* GOAL OF THE EXERCISE *
Write out the full listing below exactly as given.

* GIVEN RECORDS *

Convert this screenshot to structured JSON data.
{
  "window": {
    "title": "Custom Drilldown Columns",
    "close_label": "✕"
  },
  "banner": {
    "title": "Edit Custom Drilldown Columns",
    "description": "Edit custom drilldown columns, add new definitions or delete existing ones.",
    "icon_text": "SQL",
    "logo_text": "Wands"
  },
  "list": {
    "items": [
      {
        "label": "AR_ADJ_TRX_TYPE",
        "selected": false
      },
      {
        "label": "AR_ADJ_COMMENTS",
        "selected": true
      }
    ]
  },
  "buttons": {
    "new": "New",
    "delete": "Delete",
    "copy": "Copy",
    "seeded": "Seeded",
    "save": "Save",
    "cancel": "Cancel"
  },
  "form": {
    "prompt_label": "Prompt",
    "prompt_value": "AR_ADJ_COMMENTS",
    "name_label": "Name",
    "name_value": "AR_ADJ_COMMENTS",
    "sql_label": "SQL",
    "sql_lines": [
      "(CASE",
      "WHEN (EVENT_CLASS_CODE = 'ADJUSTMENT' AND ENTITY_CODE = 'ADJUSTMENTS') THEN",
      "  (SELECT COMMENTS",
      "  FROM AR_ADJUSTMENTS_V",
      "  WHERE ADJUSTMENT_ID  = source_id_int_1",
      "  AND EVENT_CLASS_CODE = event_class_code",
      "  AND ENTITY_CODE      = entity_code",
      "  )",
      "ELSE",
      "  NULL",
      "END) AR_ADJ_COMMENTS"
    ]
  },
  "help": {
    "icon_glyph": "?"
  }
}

* RESPONSE BOX *
Convert this screenshot to structured JSON data.
{
  "window": {
    "title": "Custom Drilldown Columns",
    "close_label": "✕"
  },
  "banner": {
    "title": "Edit Custom Drilldown Columns",
    "description": "Edit custom drilldown columns, add new definitions or delete existing ones.",
    "icon_text": "SQL",
    "logo_text": "Wands"
  },
  "list": {
    "items": [
      {
        "label": "AR_ADJ_TRX_TYPE",
        "selected": false
      },
      {
        "label": "AR_ADJ_COMMENTS",
        "selected": true
      }
    ]
  },
  "buttons": {
    "new": "New",
    "delete": "Delete",
    "copy": "Copy",
    "seeded": "Seeded",
    "save": "Save",
    "cancel": "Cancel"
  },
  "form": {
    "prompt_label": "Prompt",
    "prompt_value": "AR_ADJ_COMMENTS",
    "name_label": "Name",
    "name_value": "AR_ADJ_COMMENTS",
    "sql_label": "SQL",
    "sql_lines": [
      "(CASE",
      "WHEN (EVENT_CLASS_CODE = 'ADJUSTMENT' AND ENTITY_CODE = 'ADJUSTMENTS') THEN",
      "  (SELECT COMMENTS",
      "  FROM AR_ADJUSTMENTS_V",
      "  WHERE ADJUSTMENT_ID  = source_id_int_1",
      "  AND EVENT_CLASS_CODE = event_class_code",
      "  AND ENTITY_CODE      = entity_code",
      "  )",
      "ELSE",
      "  NULL",
      "END) AR_ADJ_COMMENTS"
    ]
  },
  "help": {
    "icon_glyph": "?"
  }
}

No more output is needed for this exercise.